We also gained a glimpse of his fondness for dancing, his esteem for Watson, and a wonderfully shot chat room scene in a law court, in which Mycroft presided over his brother’s deductions with all of the gravitas of a High Court judge.

And then, of course, there was newcomer Amanda Abbington, playing Watson’s new wife, Mary. Aside from her uncanny ability to understand the endearing dynamic between Sherlock and Watson, and a cracking bit of acting by Martin Freeman’s real-life partner, there was still an element of the two-dimensional about this new incarnation of the third-wheel.

Far from being a divisive character, though, if anything she seemed to cope with her husband’s relationship with the high-maintenance Sherlock a little too easily.

It will be interesting to see how her role in the series progresses in the final episode, whether she becomes someone who can keep up with the frenetic pace of Sherlock’s particularly unstable brand of crime solving, or if she will begin to resent her husband’s relationship with the remarkable detective.

High-powered deductions

Characterisation aside, there was a return to ingenious form in the closing half of the episode. It was impossible not to get carried away by Mycroft urging Sherlock to deduce who the murder victim was before the crime had even been committed, and none of the best man’s anecdotes were wasted in the denouement.

Each tale, no matter how seemingly ludicrous, in actual fact contained a small thread of information for Sherlock to tie together at the eleventh hour, leaving the way clear for him to take up his violin, and play Watson and Mary into their first dance as husband and wife.

Of course though, with a murder averted and the happy couple blissfully content, it couldn’t end there. The incorrigible Mr Holmes went one deduction too far, revealing the true meaning of The Sign of Three and sending Watson and Mary into a tailspin of future commitments, before he quietly slipped away from the reception and out into the night on his own.

Unsolved mysteries

His first and only vow, he claimed, was that he would always be around for Watson and Mary. What, then, are we to deduce from next week’s episode title of His Final Vow?

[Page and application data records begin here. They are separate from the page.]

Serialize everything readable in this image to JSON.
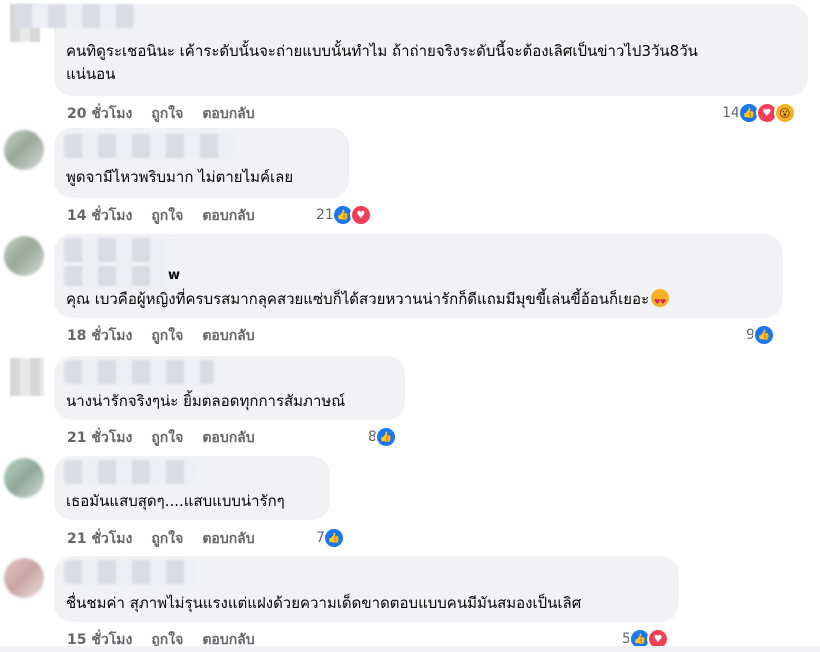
{
  "comments": [
    {
      "text_lines": [
        "คนทิดูระเชอนินะ เค้าระดับนั้นจะถ่ายแบบนั้นทำไม ถ้าถ่ายจริงระดับนี้จะต้องเลิศเป็นข่าวไป3วัน8วัน",
        "แน่นอน"
      ],
      "time": "20 ชั่วโมง",
      "like_label": "ถูกใจ",
      "reply_label": "ตอบกลับ",
      "reaction_count": "14",
      "reactions": [
        "like-icon",
        "love-icon",
        "wow-icon"
      ]
    },
    {
      "text_lines": [
        "พูดจามีไหวพริบมาก ไม่ตายไมค์เลย"
      ],
      "time": "14 ชั่วโมง",
      "like_label": "ถูกใจ",
      "reply_label": "ตอบกลับ",
      "reaction_count": "21",
      "reactions": [
        "like-icon",
        "love-icon"
      ]
    },
    {
      "text_lines": [
        "คุณ เบวคือผู้หญิงที่ครบรสมากลุคสวยแซ่บก็ได้สวยหวานน่ารักก็ดีแถมมีมุขขี้เล่นขี้อ้อนก็เยอะ"
      ],
      "name_tail": "w",
      "time": "18 ชั่วโมง",
      "like_label": "ถูกใจ",
      "reply_label": "ตอบกลับ",
      "reaction_count": "9",
      "reactions": [
        "like-icon"
      ]
    },
    {
      "text_lines": [
        "นางน่ารักจริงๆน่ะ ยิ้มตลอดทุกการสัมภาษณ์"
      ],
      "time": "21 ชั่วโมง",
      "like_label": "ถูกใจ",
      "reply_label": "ตอบกลับ",
      "reaction_count": "8",
      "reactions": [
        "like-icon"
      ]
    },
    {
      "text_lines": [
        "เธอมันแสบสุดๆ....แสบแบบน่ารักๆ"
      ],
      "time": "21 ชั่วโมง",
      "like_label": "ถูกใจ",
      "reply_label": "ตอบกลับ",
      "reaction_count": "7",
      "reactions": [
        "like-icon"
      ]
    },
    {
      "text_lines": [
        "ชื่นชมค่า สุภาพไม่รุนแรงแต่แฝงด้วยความเด็ดขาดตอบแบบคนมีมันสมองเป็นเลิศ"
      ],
      "time": "15 ชั่วโมง",
      "like_label": "ถูกใจ",
      "reply_label": "ตอบกลับ",
      "reaction_count": "5",
      "reactions": [
        "like-icon",
        "love-icon"
      ]
    }
  ]
}
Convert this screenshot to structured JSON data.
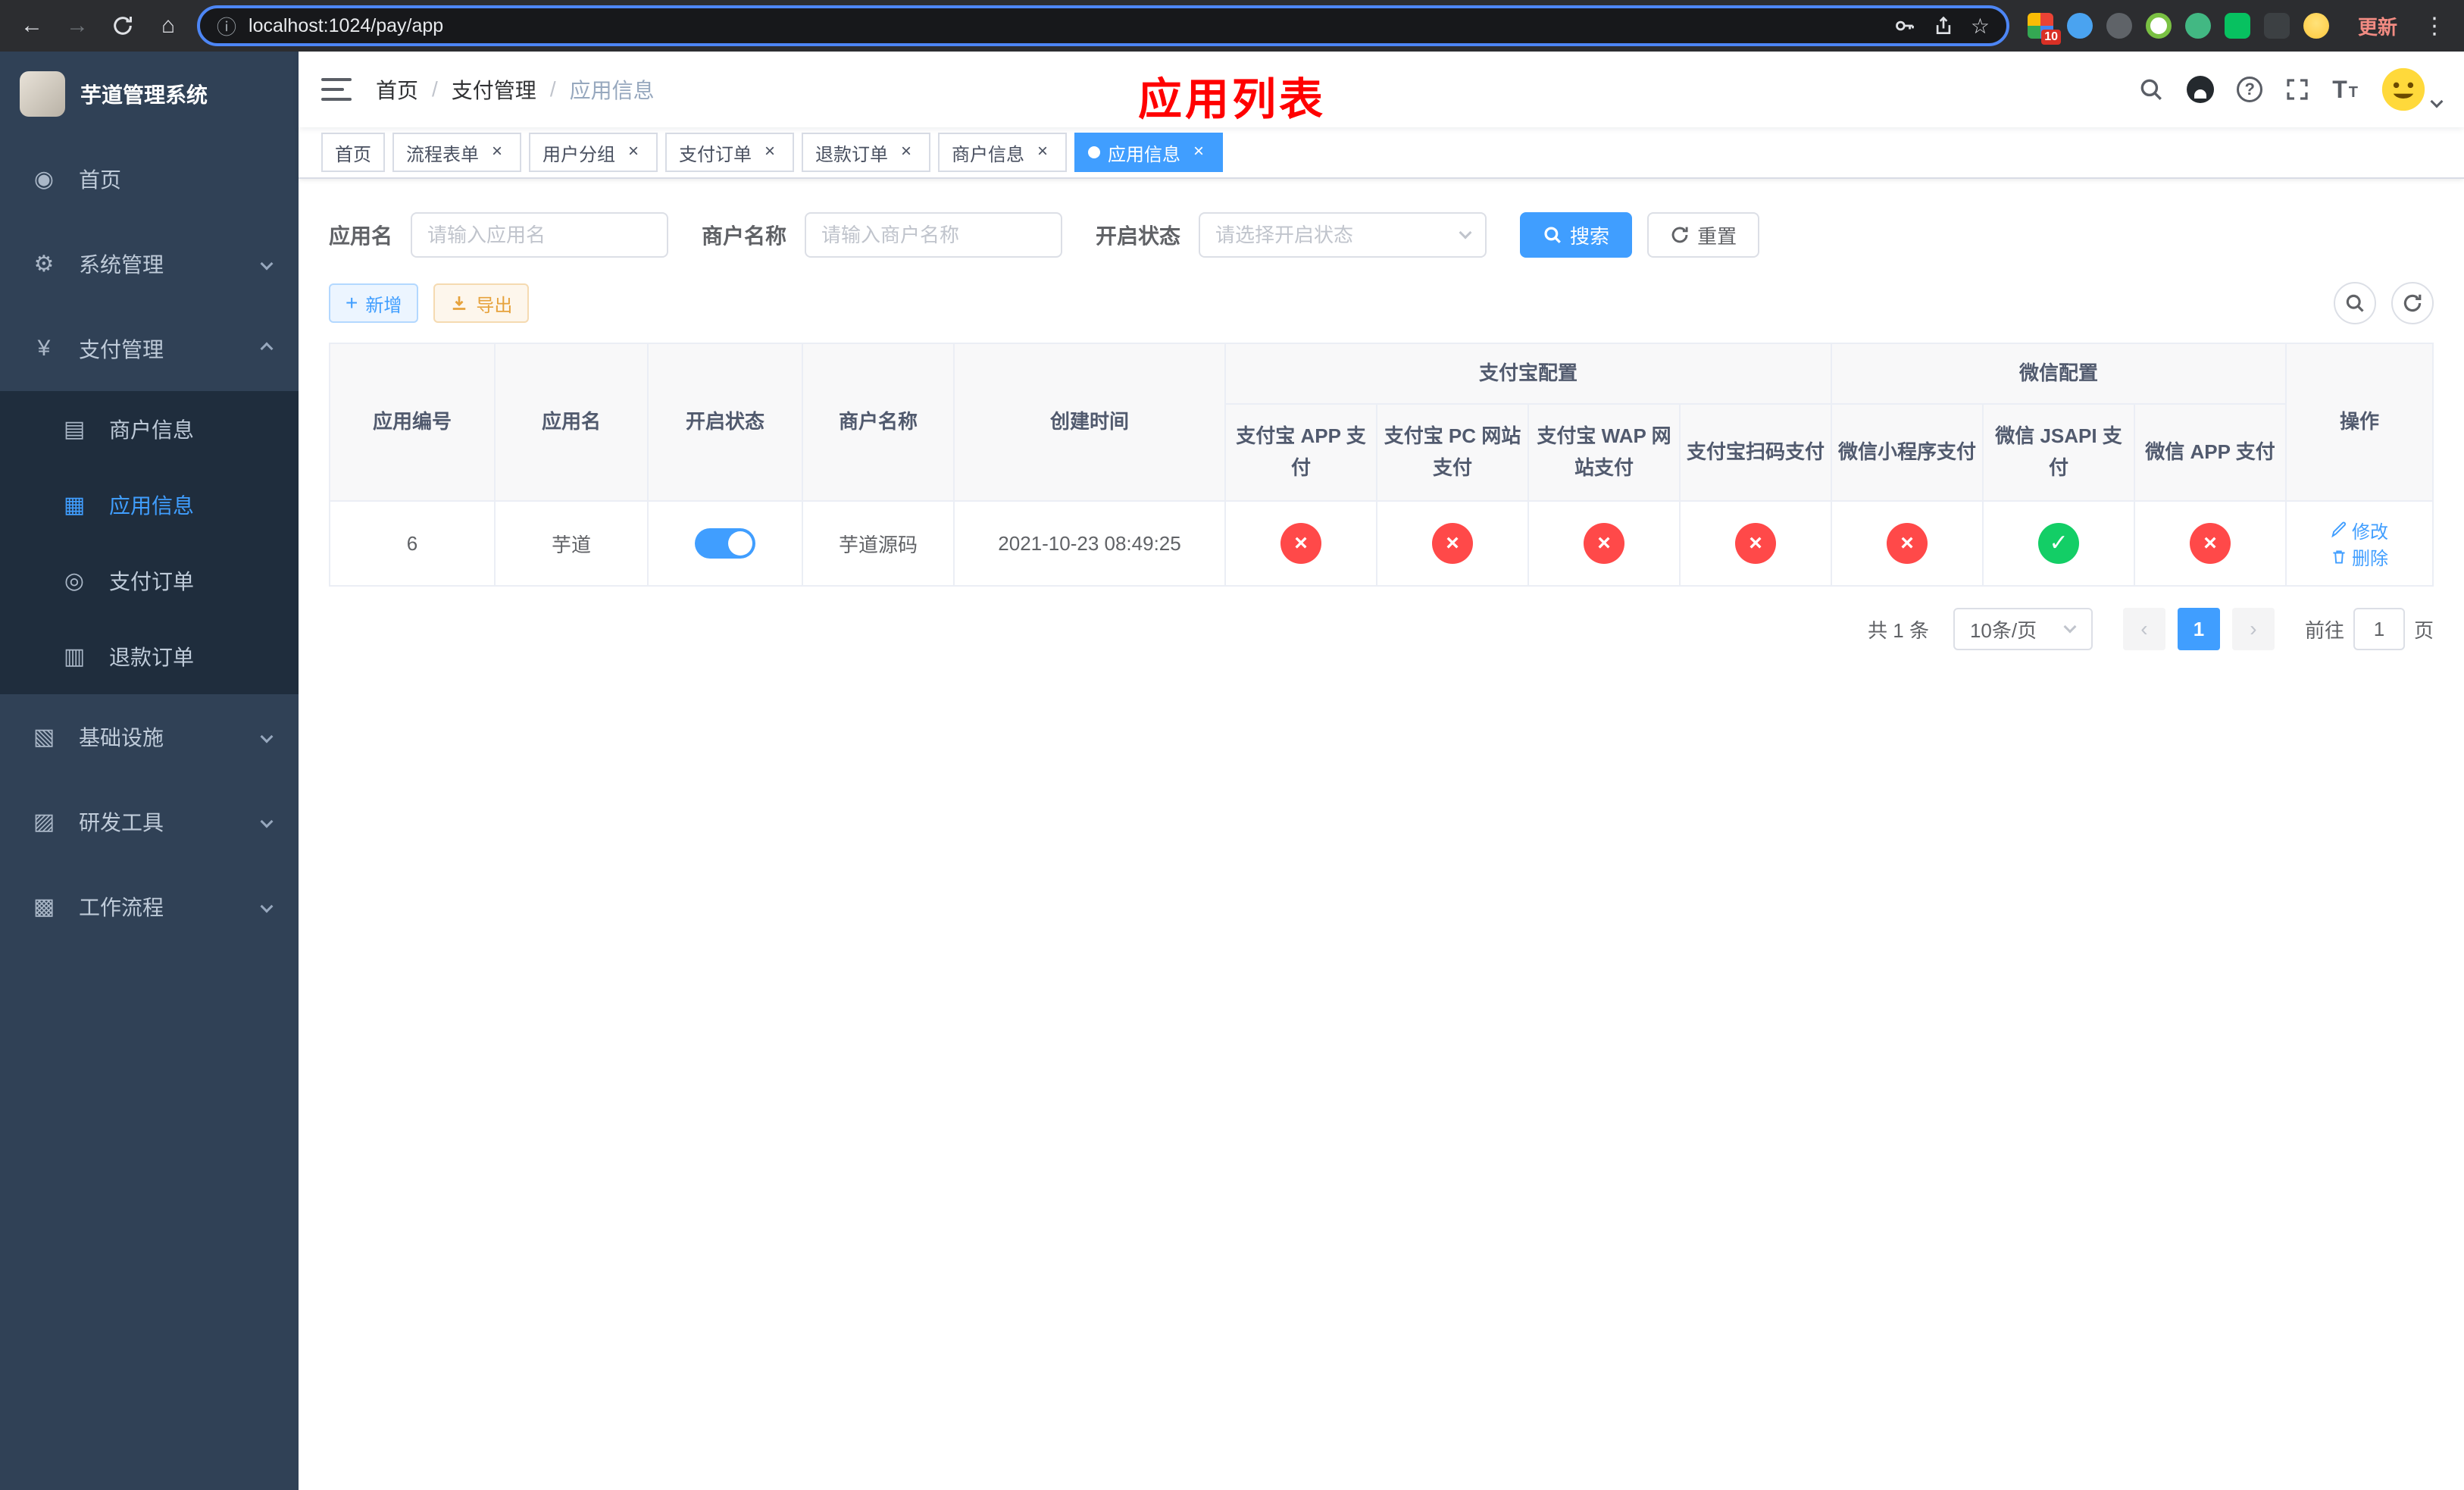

One thing’s for sure—if another villain to rival Moriarty rears his head, then the newly sensitive Sherlock is going to have to toughen up quickly. Watson’s marital bliss may not last for long.

What did you think of this episode of Sherlock? Have your say in the comments section below.

Image: RanZag / Wikimedia Commons